The French government has been criticised for its inability to strike a balance between counter terrorism and collective punishment of Muslim citizens in the past, too. 

For instance, in 2015,  the French Government adopted a nationwide state of emergency to track down and destroy the extremist networks in the country. The move came in response to the terror attack on the offices of Charlie Hebdo, a satirical magazine which had published a controversial drawing of Prophet Muhammad. At least 12 people were killed in the attack, leaving the nation in shock. 

The emergency law, which gave the police unbridled powers to arrest anyone on mere suspicion and raid private properties on a whim, was prolonged for several months. The police carried out nearly 3600 warrantless raids since the publication was attacked, while Islamophobic attacks on Muslims increased across the country. 

Out of those 3600 raids, only six led to terrorism-related criminal investigations. 

Although the police response has largely been inconsiderate towards Muslim citizens, the people from the minority community have equally mourned the incidents like the beheading of the French teacher. 

“There's been a lot of vigils and commemorations for the teacher who was murdered and many Muslim teachers were attending these ceremonies for their colleague,” Nadine Sayegh, a Paris-based researcher specialising in Human Security and Countering Violent Extremism tells TRT World

“The real issue is unequal treatment in the punishment of such crimes,” she says, pointing out the government's counter measures that almost always singles out the Muslim community.

“The white women who attacked Muslim women have been arrested for attempted murder, not a hate crime. No one related to them has been arrested -- which is the way a crime should be treated,” she says. 

Yannis Mahil, an academic from Strasbourg tells TRT World that he feels the deep psychological pressure of being a 'visible' Muslim and fears being targeted. In the current climate, “the society is pushing the Muslims to justify themselves” for crimes they didn’t commit, he says. 

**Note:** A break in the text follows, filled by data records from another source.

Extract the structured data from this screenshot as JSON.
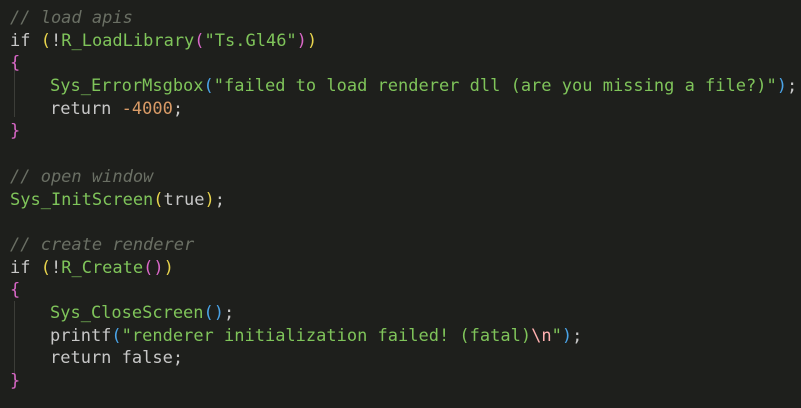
{
  "code": {
    "comment_load": "// load apis",
    "kw_if": "if",
    "bang_load": "!",
    "fn_loadlibrary": "R_LoadLibrary",
    "str_gl46": "\"Ts.Gl46\"",
    "fn_errormsgbox": "Sys_ErrorMsgbox",
    "str_failed": "\"failed to load renderer dll (are you missing a file?)\"",
    "kw_return": "return",
    "num_4000": "-4000",
    "comment_open": "// open window",
    "fn_initscreen": "Sys_InitScreen",
    "kw_true": "true",
    "comment_create": "// create renderer",
    "fn_rcreate": "R_Create",
    "fn_closescreen": "Sys_CloseScreen",
    "fn_printf": "printf",
    "str_init_failed": "\"renderer initialization failed! (fatal)",
    "str_escape": "\\n",
    "str_quote": "\"",
    "kw_false": "false"
  }
}
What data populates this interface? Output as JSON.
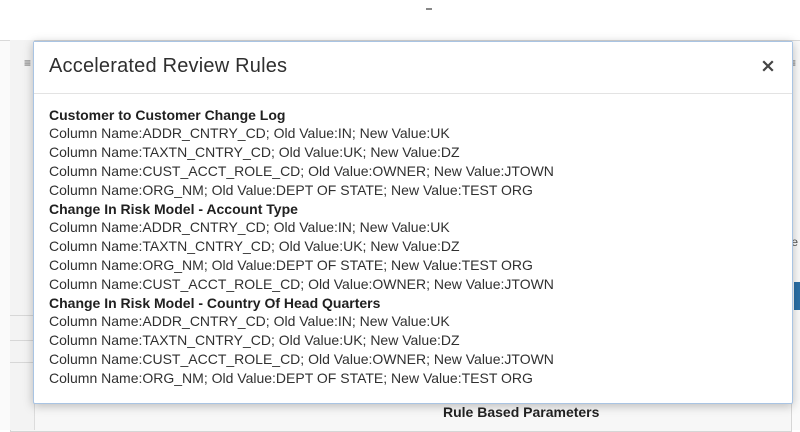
{
  "modal": {
    "title": "Accelerated Review Rules",
    "close_symbol": "×",
    "sections": [
      {
        "title": "Customer to Customer Change Log",
        "rows": [
          "Column Name:ADDR_CNTRY_CD; Old Value:IN; New Value:UK",
          "Column Name:TAXTN_CNTRY_CD; Old Value:UK; New Value:DZ",
          "Column Name:CUST_ACCT_ROLE_CD; Old Value:OWNER; New Value:JTOWN",
          "Column Name:ORG_NM; Old Value:DEPT OF STATE; New Value:TEST ORG"
        ]
      },
      {
        "title": "Change In Risk Model - Account Type",
        "rows": [
          "Column Name:ADDR_CNTRY_CD; Old Value:IN; New Value:UK",
          "Column Name:TAXTN_CNTRY_CD; Old Value:UK; New Value:DZ",
          "Column Name:ORG_NM; Old Value:DEPT OF STATE; New Value:TEST ORG",
          "Column Name:CUST_ACCT_ROLE_CD; Old Value:OWNER; New Value:JTOWN"
        ]
      },
      {
        "title": "Change In Risk Model - Country Of Head Quarters",
        "rows": [
          "Column Name:ADDR_CNTRY_CD; Old Value:IN; New Value:UK",
          "Column Name:TAXTN_CNTRY_CD; Old Value:UK; New Value:DZ",
          "Column Name:CUST_ACCT_ROLE_CD; Old Value:OWNER; New Value:JTOWN",
          "Column Name:ORG_NM; Old Value:DEPT OF STATE; New Value:TEST ORG"
        ]
      }
    ]
  },
  "background": {
    "section_heading": "Rule Based Parameters",
    "left_glyph": "≡",
    "right_glyph": "≡",
    "right_letter": "e"
  },
  "colors": {
    "modal_border": "#a9c4e3",
    "accent_strip": "#2b6fa6",
    "text": "#303030"
  }
}
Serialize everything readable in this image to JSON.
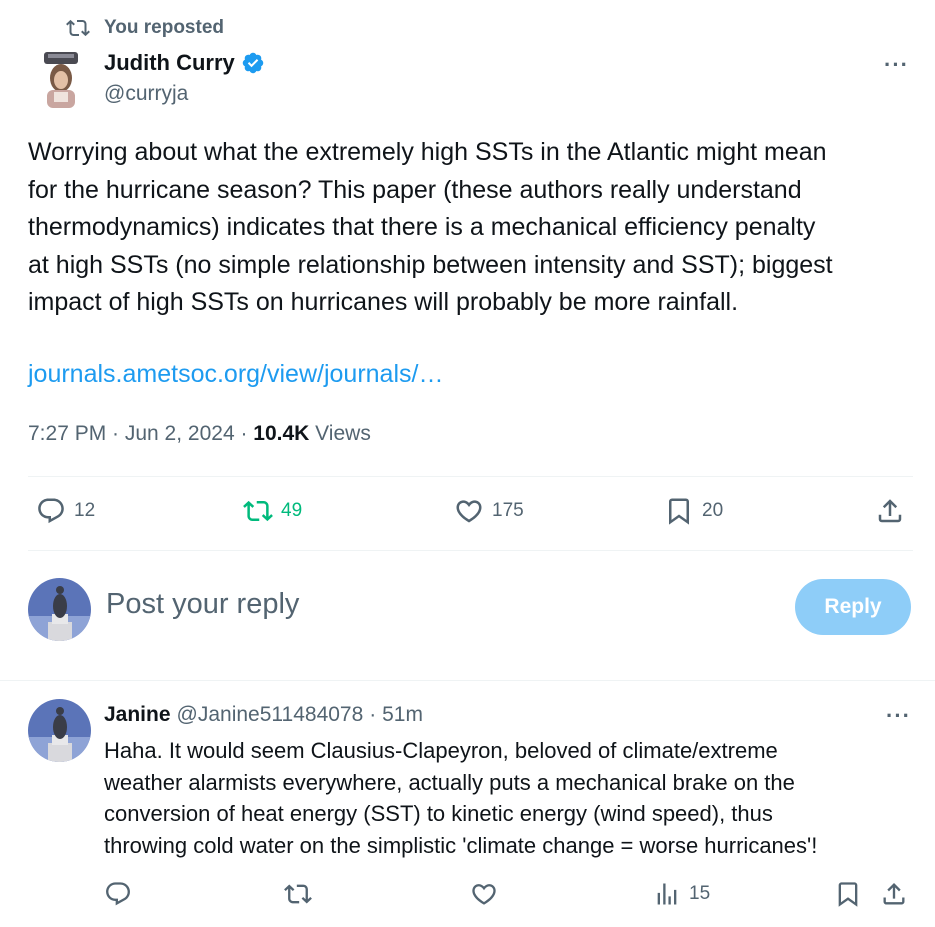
{
  "repost_banner": {
    "label": "You reposted",
    "icon": "repost-icon"
  },
  "author": {
    "name": "Judith Curry",
    "handle": "@curryja",
    "verified_icon": "verified-badge-icon",
    "verified_color": "#1d9bf0"
  },
  "more_menu": "···",
  "tweet": {
    "text": "Worrying about what the extremely high SSTs in the Atlantic might mean\nfor the hurricane season?  This paper (these authors really understand\nthermodynamics) indicates that there is a mechanical efficiency penalty\nat high SSTs (no simple relationship between intensity and SST); biggest\nimpact of high SSTs on hurricanes will probably be more rainfall.",
    "link": "journals.ametsoc.org/view/journals/…",
    "timestamp": "7:27 PM · Jun 2, 2024 · ",
    "views_count": "10.4K",
    "views_label": " Views"
  },
  "actions": {
    "replies": "12",
    "reposts": "49",
    "likes": "175",
    "bookmarks": "20",
    "repost_color": "#00ba7c",
    "icons": [
      "reply-icon",
      "repost-icon",
      "like-icon",
      "bookmark-icon",
      "share-icon"
    ]
  },
  "composer": {
    "placeholder": "Post your reply",
    "button_label": "Reply",
    "button_color": "#8ecdf8"
  },
  "reply": {
    "name": "Janine",
    "handle": "@Janine511484078",
    "time": "· 51m",
    "text": "Haha. It would seem Clausius-Clapeyron, beloved of climate/extreme\nweather alarmists everywhere, actually puts a mechanical brake on the\nconversion of heat energy (SST) to kinetic energy (wind speed), thus\nthrowing cold water on the simplistic 'climate change = worse hurricanes'!",
    "views": "15"
  },
  "colors": {
    "text": "#0f1419",
    "secondary": "#536471",
    "link": "#1d9bf0",
    "divider": "#eff3f4"
  }
}
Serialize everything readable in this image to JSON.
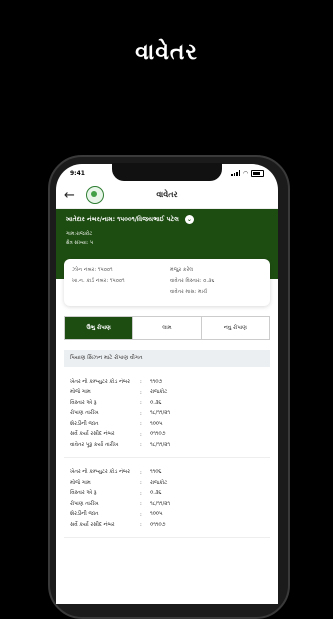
{
  "promo": {
    "title": "વાવેતર"
  },
  "status": {
    "time": "9:41"
  },
  "appbar": {
    "title": "વાવેતર",
    "back_icon": "arrow-left-icon",
    "logo": "krushi-logo"
  },
  "farmer": {
    "title": "ખાતેદાર નંબર/નામ: ૧૫૦૦૧/વિજયભાઈ પટેલ",
    "village": "ગામ:રાજકોટ",
    "survey": "ક્ષેત્ર સંખ્યા: ૫"
  },
  "summary": {
    "left": [
      "ઝોન નંબર: ૧૫૦૦૧",
      "ખા.ન. કાર્ડ નંબર: ૧૫૦૦૧"
    ],
    "right": [
      "મંજુર કરેલ",
      "વાવેતર વિસ્તાર: ૦.૩૬",
      "વાવેતર માસ: માર્ચ"
    ]
  },
  "tabs": [
    "ઉભુ રોપાણ",
    "લામ",
    "નવુ રોપાણ"
  ],
  "section_title": "પિયાણ સિઝન માટે રોપાણ વીગત",
  "crops": [
    {
      "rows": [
        {
          "label": "ખેતર નો કમ્પ્યુટર કોડ નંબર",
          "value": "૧૧૦૭"
        },
        {
          "label": "મોજે ગામ",
          "value": "રાજકોટ"
        },
        {
          "label": "વિસ્તાર એ રૂ",
          "value": "૦.૩૬"
        },
        {
          "label": "રોપાણ તારીખ",
          "value": "૧૮/૧૧/૨૧"
        },
        {
          "label": "શેરડીની જાત",
          "value": "૧૦૦૫"
        },
        {
          "label": "સર્વે કર્યા રસીદ નંબર",
          "value": "૦૧૧૦૭"
        },
        {
          "label": "વાવેતર પૂરૂ કર્યા તારીખ",
          "value": "૧૮/૧૧/૨૧"
        }
      ]
    },
    {
      "rows": [
        {
          "label": "ખેતર નો કમ્પ્યુટર કોડ નંબર",
          "value": "૧૧૦૬"
        },
        {
          "label": "મોજે ગામ",
          "value": "રાજકોટ"
        },
        {
          "label": "વિસ્તાર એ રૂ",
          "value": "૦.૩૬"
        },
        {
          "label": "રોપાણ તારીખ",
          "value": "૧૮/૧૧/૨૧"
        },
        {
          "label": "શેરડીની જાત",
          "value": "૧૦૦૫"
        },
        {
          "label": "સર્વે કર્યા રસીદ નંબર",
          "value": "૦૧૧૦૭"
        }
      ]
    }
  ]
}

For Louti, the process of marking Muslims out as usual suspects have snatched away their right to grieve along with their fellow citizens, as the feeling of mourning is often overshadowed by the feeling of fear. 

“You go to bed in shock, you sleep fearing the police at your door,” he says.